> [PROMPT]
Can you pull out each line of the data below that includes the word "title"?

(Collection entries)
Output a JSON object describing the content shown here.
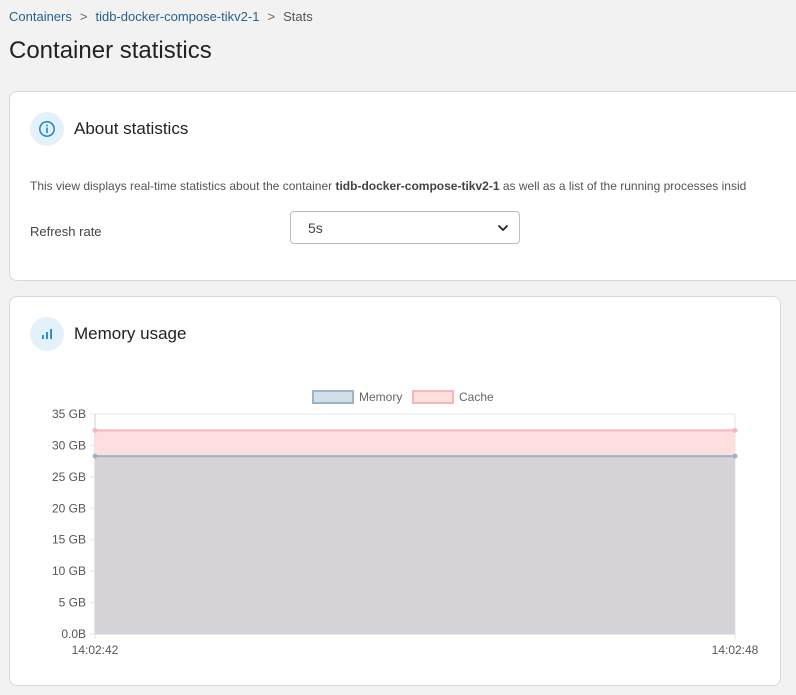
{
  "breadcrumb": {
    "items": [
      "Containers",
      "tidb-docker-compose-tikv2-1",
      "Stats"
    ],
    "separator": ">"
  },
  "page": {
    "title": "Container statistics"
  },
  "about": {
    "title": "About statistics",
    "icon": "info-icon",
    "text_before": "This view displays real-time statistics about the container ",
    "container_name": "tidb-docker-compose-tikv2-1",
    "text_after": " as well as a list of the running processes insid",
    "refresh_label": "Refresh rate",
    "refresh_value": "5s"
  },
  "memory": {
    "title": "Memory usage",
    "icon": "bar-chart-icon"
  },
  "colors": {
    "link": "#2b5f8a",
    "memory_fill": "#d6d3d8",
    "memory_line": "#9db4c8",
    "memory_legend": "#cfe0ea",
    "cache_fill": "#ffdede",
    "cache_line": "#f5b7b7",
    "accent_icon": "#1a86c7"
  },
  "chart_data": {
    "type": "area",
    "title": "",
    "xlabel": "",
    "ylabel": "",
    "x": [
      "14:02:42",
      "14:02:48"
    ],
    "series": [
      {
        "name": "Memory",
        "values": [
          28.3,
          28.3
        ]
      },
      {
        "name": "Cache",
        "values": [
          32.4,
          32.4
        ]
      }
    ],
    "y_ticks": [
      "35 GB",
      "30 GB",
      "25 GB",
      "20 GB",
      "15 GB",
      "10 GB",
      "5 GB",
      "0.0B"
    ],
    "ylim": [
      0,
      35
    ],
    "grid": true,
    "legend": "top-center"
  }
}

> [SOLUTION]
    "title": "Container statistics"
    "title": "About statistics",
    "title": "Memory usage",
    "title": "",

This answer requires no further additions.